The two fundamental duties of a Buddhist monk, Gudo Nishijima used to say, are (1) to practise Zazen, and (2) to teach others. This verse, as I read it, though it is not immediately apparent, relates totally to that gist. At the same time, this verse as I read it relates to Dogen's teaching in Shobogenzo that the sole duty of a buddha-ancestor is to sit upright with right foot on left thigh and left foot on right thigh -- for this, in the final analysis, is the best way for all the sitter's offshoots -- including grass, trees, and birds -- to be established in the teaching of sarva-dharma "all dharmas." For a buddha-ancestor, Dogen emphasized quite shockingly in Shobogenzo chap. 72, Zanmai-o-zanmai, the only duty is to sit, and there is no other duty at all.
In the end, what can I say? What should I say?
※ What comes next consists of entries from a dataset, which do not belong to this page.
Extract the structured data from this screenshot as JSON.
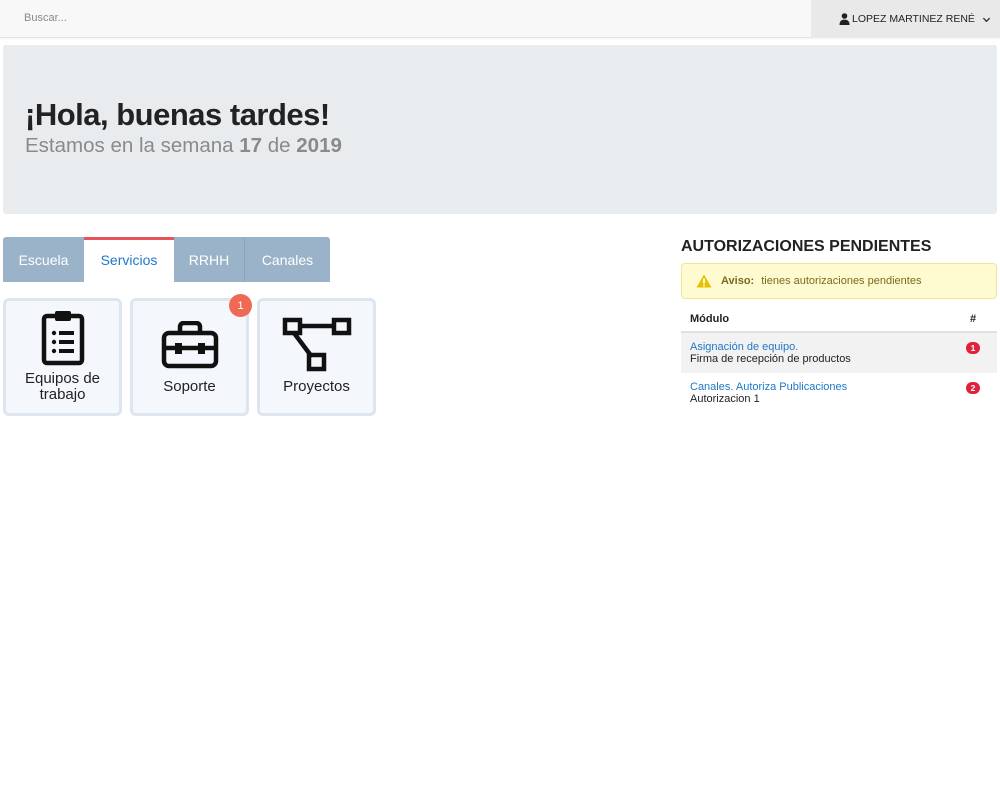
{
  "search": {
    "placeholder": "Buscar..."
  },
  "user": {
    "name": "LOPEZ MARTINEZ RENÉ"
  },
  "jumbotron": {
    "greeting": "¡Hola, buenas tardes!",
    "week_prefix": "Estamos en la semana",
    "week_number": "17",
    "week_connector": "de",
    "year": "2019"
  },
  "tabs": [
    {
      "label": "Escuela",
      "active": false
    },
    {
      "label": "Servicios",
      "active": true
    },
    {
      "label": "RRHH",
      "active": false
    },
    {
      "label": "Canales",
      "active": false
    }
  ],
  "tiles": [
    {
      "label_line1": "Equipos de",
      "label_line2": "trabajo",
      "icon": "clipboard-list-icon"
    },
    {
      "label": "Soporte",
      "icon": "toolbox-icon",
      "badge": "1"
    },
    {
      "label": "Proyectos",
      "icon": "project-diagram-icon"
    }
  ],
  "authorizations": {
    "title": "AUTORIZACIONES PENDIENTES",
    "alert_label": "Aviso:",
    "alert_text": "tienes autorizaciones pendientes",
    "col_module": "Módulo",
    "col_count": "#",
    "rows": [
      {
        "link": "Asignación de equipo.",
        "sub": "Firma de recepción de productos",
        "count": "1"
      },
      {
        "link": "Canales. Autoriza Publicaciones",
        "sub": "Autorizacion 1",
        "count": "2"
      }
    ]
  },
  "colors": {
    "tab_bar": "#9ab3c9",
    "active_tab_text": "#1f78c7",
    "active_tab_accent": "#e8535a",
    "alert_bg": "#fefbd1",
    "badge_red": "#e0213b",
    "badge_orange": "#ee6a55"
  }
}
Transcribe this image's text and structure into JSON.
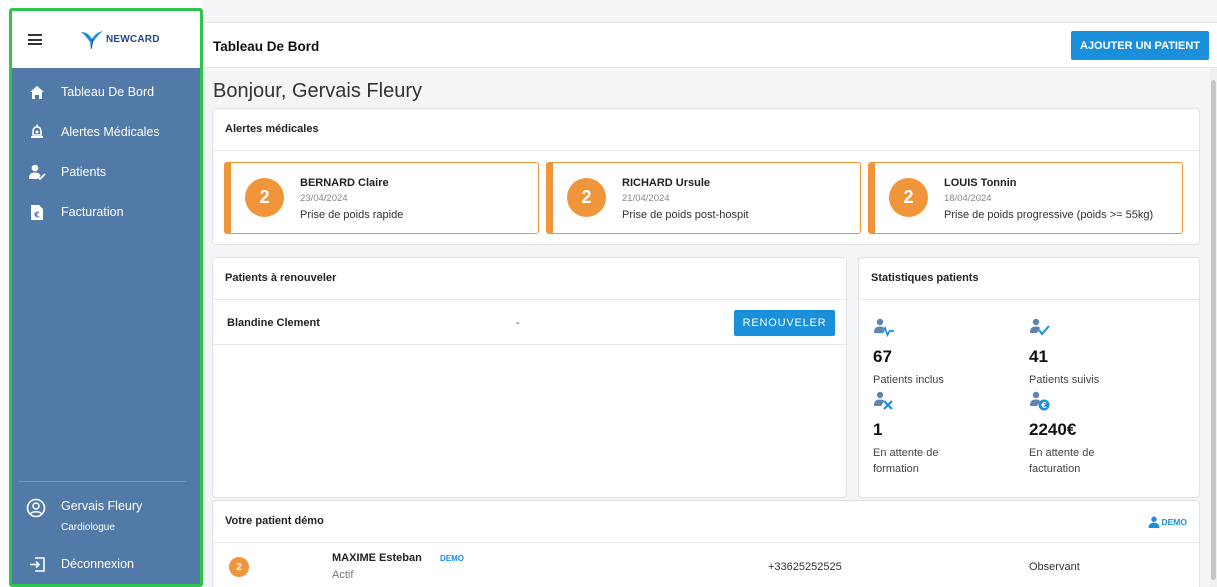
{
  "app": {
    "logo_text": "NEWCARD"
  },
  "sidebar": {
    "items": [
      {
        "label": "Tableau De Bord",
        "icon": "home-icon"
      },
      {
        "label": "Alertes Médicales",
        "icon": "alarm-bell-icon"
      },
      {
        "label": "Patients",
        "icon": "patients-icon"
      },
      {
        "label": "Facturation",
        "icon": "invoice-icon"
      }
    ],
    "user": {
      "name": "Gervais Fleury",
      "role": "Cardiologue",
      "icon": "account-circle-icon"
    },
    "logout_label": "Déconnexion"
  },
  "topbar": {
    "title": "Tableau De Bord",
    "add_patient_label": "AJOUTER UN PATIENT"
  },
  "greeting": "Bonjour, Gervais Fleury",
  "alerts": {
    "title": "Alertes médicales",
    "items": [
      {
        "count": "2",
        "name": "BERNARD Claire",
        "date": "23/04/2024",
        "description": "Prise de poids rapide"
      },
      {
        "count": "2",
        "name": "RICHARD Ursule",
        "date": "21/04/2024",
        "description": "Prise de poids post-hospit"
      },
      {
        "count": "2",
        "name": "LOUIS Tonnin",
        "date": "18/04/2024",
        "description": "Prise de poids progressive (poids >= 55kg)"
      }
    ],
    "accent": "#f0953a"
  },
  "renewals": {
    "title": "Patients à renouveler",
    "rows": [
      {
        "name": "Blandine Clement",
        "value": "-",
        "button_label": "RENOUVELER"
      }
    ]
  },
  "stats": {
    "title": "Statistiques patients",
    "items": [
      {
        "value": "67",
        "label": "Patients inclus",
        "icon": "patient-heartbeat-icon"
      },
      {
        "value": "41",
        "label": "Patients suivis",
        "icon": "patient-check-icon"
      },
      {
        "value": "1",
        "label": "En attente de formation",
        "icon": "patient-tools-icon"
      },
      {
        "value": "2240€",
        "label": "En attente de facturation",
        "icon": "patient-euro-icon"
      }
    ]
  },
  "demo": {
    "title": "Votre patient démo",
    "tag_label": "DEMO",
    "patient": {
      "count": "2",
      "name": "MAXIME Esteban",
      "badge": "DEMO",
      "status": "Actif",
      "phone": "+33625252525",
      "role": "Observant"
    }
  },
  "colors": {
    "sidebar": "#527aa8",
    "primary": "#1a8fdc",
    "highlight_frame": "#2fc44a"
  }
}
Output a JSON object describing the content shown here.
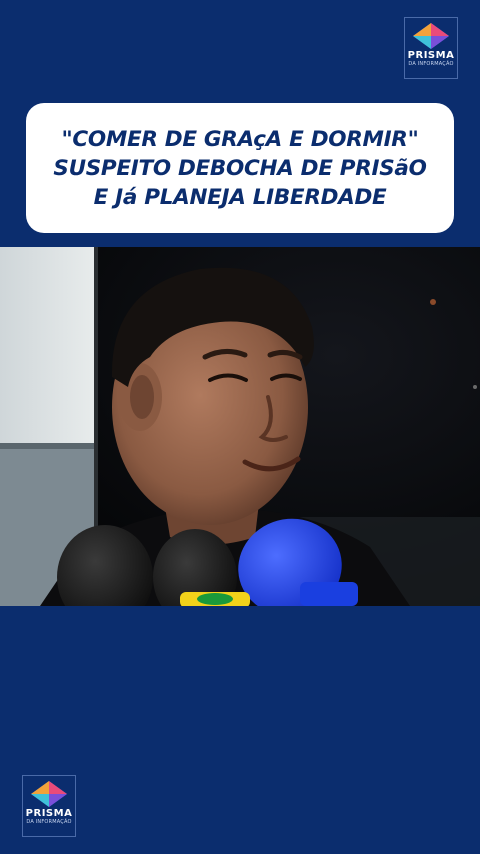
{
  "brand": {
    "name": "PRISMA",
    "tagline": "DA INFORMAÇÃO"
  },
  "headline": {
    "lines": [
      "\"COMER DE GRAçA E DORMIR\"",
      "SUSPEITO DEBOCHA DE PRISãO",
      "E Já PLANEJA LIBERDADE"
    ]
  },
  "colors": {
    "background": "#0b2d6e",
    "headline_box": "#ffffff",
    "headline_text": "#0b2d6e",
    "microphone_blue": "#1a3fe0",
    "microphone_yellow": "#f2d21a"
  },
  "video": {
    "scene": "man-being-interviewed-with-microphones"
  }
}
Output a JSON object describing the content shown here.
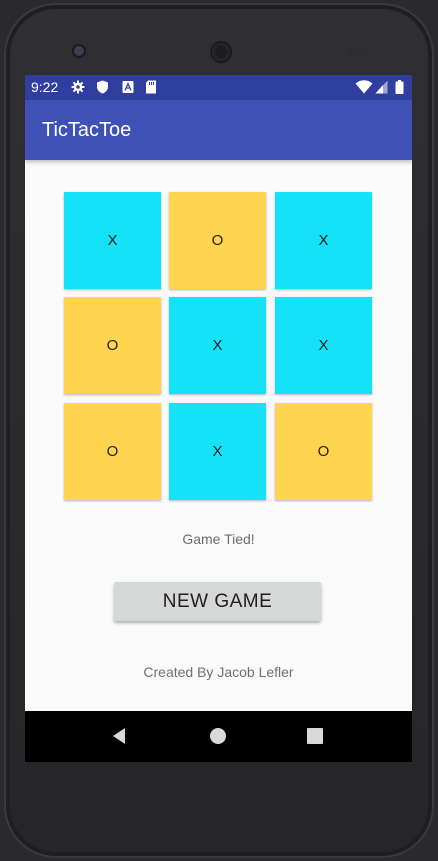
{
  "status_bar": {
    "time": "9:22",
    "left_icons": [
      "gear-icon",
      "shield-icon",
      "a-box-icon",
      "sd-card-icon"
    ],
    "right_icons": [
      "wifi-icon",
      "cell-signal-icon",
      "battery-icon"
    ],
    "color": "#303f9f"
  },
  "app_bar": {
    "title": "TicTacToe",
    "color": "#3f51b5"
  },
  "board": {
    "x_color": "#15e1f7",
    "o_color": "#ffd54f",
    "cells": [
      {
        "mark": "X"
      },
      {
        "mark": "O"
      },
      {
        "mark": "X"
      },
      {
        "mark": "O"
      },
      {
        "mark": "X"
      },
      {
        "mark": "X"
      },
      {
        "mark": "O"
      },
      {
        "mark": "X"
      },
      {
        "mark": "O"
      }
    ]
  },
  "game_status": "Game Tied!",
  "new_game_button": {
    "label": "NEW GAME"
  },
  "footer": {
    "credit": "Created By Jacob Lefler"
  },
  "nav_bar": {
    "buttons": [
      "back-icon",
      "home-icon",
      "recents-icon"
    ]
  }
}
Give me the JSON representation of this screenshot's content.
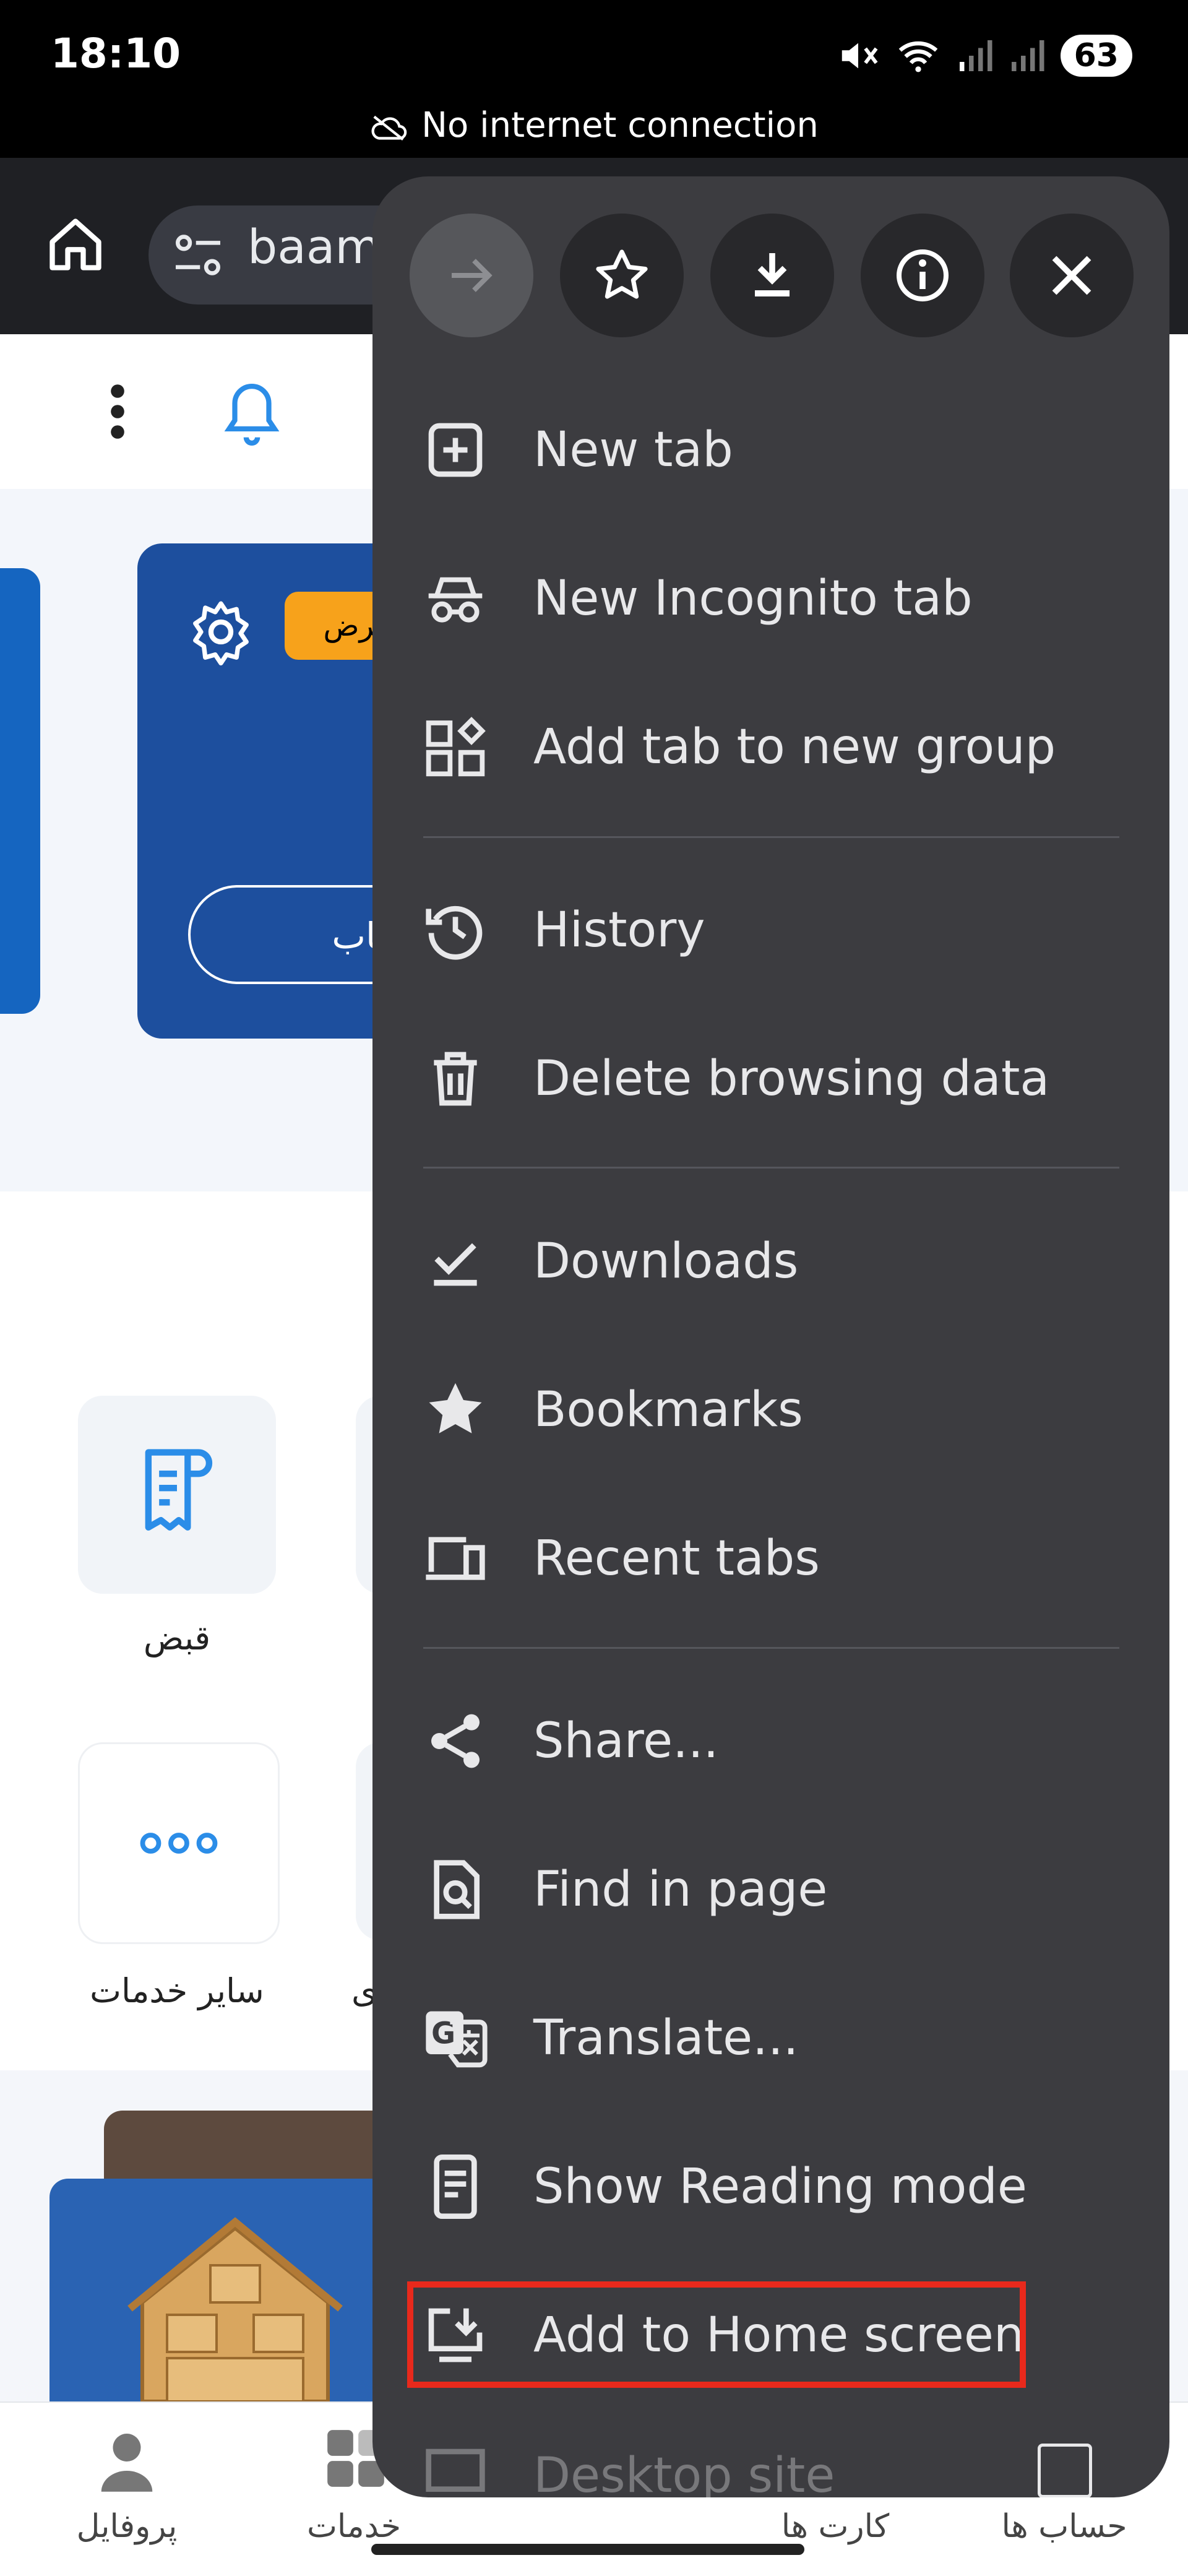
{
  "status_bar": {
    "time": "18:10",
    "battery": "63",
    "network_message": "No internet connection"
  },
  "browser": {
    "url_text": "baam",
    "toolbar_icons": [
      "forward-icon",
      "star-icon",
      "download-icon",
      "info-icon",
      "close-icon"
    ]
  },
  "page": {
    "card_badge": "فرض",
    "card_button": "ورتحساب",
    "services": [
      {
        "label": "قبض",
        "icon": "receipt-icon"
      },
      {
        "label": "سایر خدمات",
        "icon": "more-dots-icon"
      }
    ],
    "partial_label": "ى"
  },
  "bottom_nav": [
    {
      "label": "پروفایل",
      "icon": "profile-icon"
    },
    {
      "label": "خدمات",
      "icon": "services-icon"
    },
    {
      "label": "کارت ها",
      "icon": "cards-icon"
    },
    {
      "label": "حساب ها",
      "icon": "accounts-icon"
    }
  ],
  "menu": {
    "items": [
      {
        "label": "New tab",
        "icon": "new-tab-icon"
      },
      {
        "label": "New Incognito tab",
        "icon": "incognito-icon"
      },
      {
        "label": "Add tab to new group",
        "icon": "tab-group-icon"
      },
      {
        "label": "History",
        "icon": "history-icon"
      },
      {
        "label": "Delete browsing data",
        "icon": "trash-icon"
      },
      {
        "label": "Downloads",
        "icon": "downloads-icon"
      },
      {
        "label": "Bookmarks",
        "icon": "bookmarks-icon"
      },
      {
        "label": "Recent tabs",
        "icon": "recent-tabs-icon"
      },
      {
        "label": "Share...",
        "icon": "share-icon"
      },
      {
        "label": "Find in page",
        "icon": "find-in-page-icon"
      },
      {
        "label": "Translate...",
        "icon": "translate-icon"
      },
      {
        "label": "Show Reading mode",
        "icon": "reading-mode-icon"
      },
      {
        "label": "Add to Home screen",
        "icon": "add-to-home-icon"
      },
      {
        "label": "Desktop site",
        "icon": "desktop-site-icon"
      }
    ],
    "highlighted_item": "Add to Home screen"
  },
  "colors": {
    "menu_bg": "#3c3c40",
    "highlight": "#e8291c",
    "brand_blue": "#1d4f9e",
    "accent_orange": "#f7a21b"
  }
}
Over the past few days I have been reviewing the translation of Canto 3 with which I began this translation effort 18 months ago, and I find much of the translation (not to mention many of the comments) thoroughly embarrassing. Only an utter fool would embark on a translation like I did while lacking even a rudimentary understanding of Sanskrit grammar. In 18 months time, all being well, I will feel the same about what I am writing today.
So in the end, remembering that being wrong is the best friend I have got in this work, I will venture to write this:
Every verse, when studied deeply enough, seems to be about inhibition of end-gaining and direction of energy. Every verse seems to be about sitting-dhyana. And every verse, on some level, is a manifestation of the teaching that all dharmas are real form -- or, as FM Alexander put it, "I believe in everything.... and I believe in nothing."
He caused his virtues ever more and more to purify his race and by his delimitation of the duties of all classes he did not let his subjects come to harm.
More and more did his family shine through his own good qualities; and he had no need to compel his subjects, since they were all established in dharma.
svaiH (inst. pl.): his own
adiidapat = 3rd pers. sg. causitive aorist √5. daa (= √dai): to cause to be pure ; or √2 dii to shine , be bright ; to shine forth , excel , please , be admired
bhuuyo bhuuyaH: ind. more and more, again and again
guNaiH (inst. pl.): m. merits, virtues, good qualities
kulam (acc. sg.): n. a race , family , community , tribe , caste , set ; house ; noble or eminent family or race
prajaaH (acc. pl.): f. procreation; descendants; after-growth; subjects, people
adiidapat = 3rd pers. sg. causitive aorist √3 dii: to cause to decay, perish
√3 dii: to decay, perish
sarva-dharma-vyavasthayaa (inst. sg.): because of all being established in dharma; because of establishment in all dharmas
dharma: m. dharma; law; duty; virtue , morality , religion , religious merit , good works; nature , character , peculiar condition or essential quality; (in comp. for dharman)
dharman: n. support , prop , hold ; n. established order of things , steadfast decree (of a god ) , any arrangement or disposition ; n. law , rule , duty ; n. practice , custom , mode , manner ; n. (esp. ifc.) nature , quality , characteristic mark or attribute
vyavasthaa: f. respective difference ; abiding in one place , steadiness ; fixity , perseverance , constancy ; a fixed limit ; settlement , establishment , decision , statute , law , rule (vyavasthayaa, instr. according to a fixed rule)
vy-ava- √ sthaa: to halt , stop , stay ; to be settled ; to establish